- _The data_
↓↓↓

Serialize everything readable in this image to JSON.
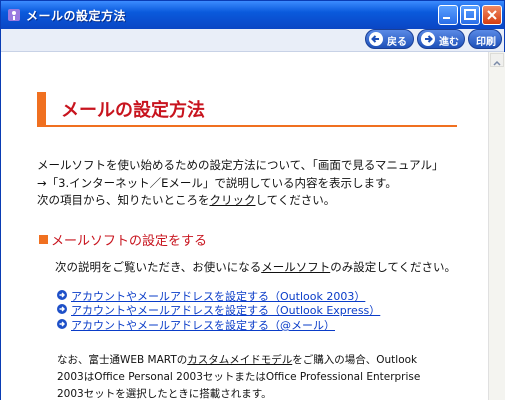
{
  "window": {
    "title": "メールの設定方法"
  },
  "toolbar": {
    "back_label": "戻る",
    "forward_label": "進む",
    "print_label": "印刷"
  },
  "page": {
    "title": "メールの設定方法",
    "intro_line1": "メールソフトを使い始めるための設定方法について、「画面で見るマニュアル」",
    "intro_line2": "→「3.インターネット／Eメール」で説明している内容を表示します。",
    "intro_line3_before": "次の項目から、知りたいところを",
    "intro_line3_link": "クリック",
    "intro_line3_after": "してください。"
  },
  "section": {
    "title": "メールソフトの設定をする",
    "desc_before": "次の説明をご覧いただき、お使いになる",
    "desc_link": "メールソフト",
    "desc_after": "のみ設定してください。",
    "links": [
      "アカウントやメールアドレスを設定する（Outlook 2003）",
      "アカウントやメールアドレスを設定する（Outlook Express）",
      "アカウントやメールアドレスを設定する（@メール）"
    ],
    "note_line1_before": "なお、富士通WEB MARTの",
    "note_line1_link": "カスタムメイドモデル",
    "note_line1_after": "をご購入の場合、Outlook",
    "note_line2": "2003はOffice Personal 2003セットまたはOffice Professional Enterprise",
    "note_line3": "2003セットを選択したときに搭載されます。"
  },
  "colors": {
    "titlebar": "#0a5adc",
    "accent_orange": "#f07020",
    "heading_red": "#c8141e",
    "link_blue": "#0a3cc8"
  },
  "icons": {
    "app": "help-book-icon",
    "back": "arrow-left-icon",
    "forward": "arrow-right-icon",
    "link_bullet": "circle-arrow-right-icon"
  }
}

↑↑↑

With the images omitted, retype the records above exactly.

Serialize everything readable in this image to JSON.
{
  "window": {
    "title": "メールの設定方法"
  },
  "toolbar": {
    "back_label": "戻る",
    "forward_label": "進む",
    "print_label": "印刷"
  },
  "page": {
    "title": "メールの設定方法",
    "intro_line1": "メールソフトを使い始めるための設定方法について、「画面で見るマニュアル」",
    "intro_line2": "→「3.インターネット／Eメール」で説明している内容を表示します。",
    "intro_line3_before": "次の項目から、知りたいところを",
    "intro_line3_link": "クリック",
    "intro_line3_after": "してください。"
  },
  "section": {
    "title": "メールソフトの設定をする",
    "desc_before": "次の説明をご覧いただき、お使いになる",
    "desc_link": "メールソフト",
    "desc_after": "のみ設定してください。",
    "links": [
      "アカウントやメールアドレスを設定する（Outlook 2003）",
      "アカウントやメールアドレスを設定する（Outlook Express）",
      "アカウントやメールアドレスを設定する（@メール）"
    ],
    "note_line1_before": "なお、富士通WEB MARTの",
    "note_line1_link": "カスタムメイドモデル",
    "note_line1_after": "をご購入の場合、Outlook",
    "note_line2": "2003はOffice Personal 2003セットまたはOffice Professional Enterprise",
    "note_line3": "2003セットを選択したときに搭載されます。"
  },
  "colors": {
    "titlebar": "#0a5adc",
    "accent_orange": "#f07020",
    "heading_red": "#c8141e",
    "link_blue": "#0a3cc8"
  },
  "icons": {
    "app": "help-book-icon",
    "back": "arrow-left-icon",
    "forward": "arrow-right-icon",
    "link_bullet": "circle-arrow-right-icon"
  }
}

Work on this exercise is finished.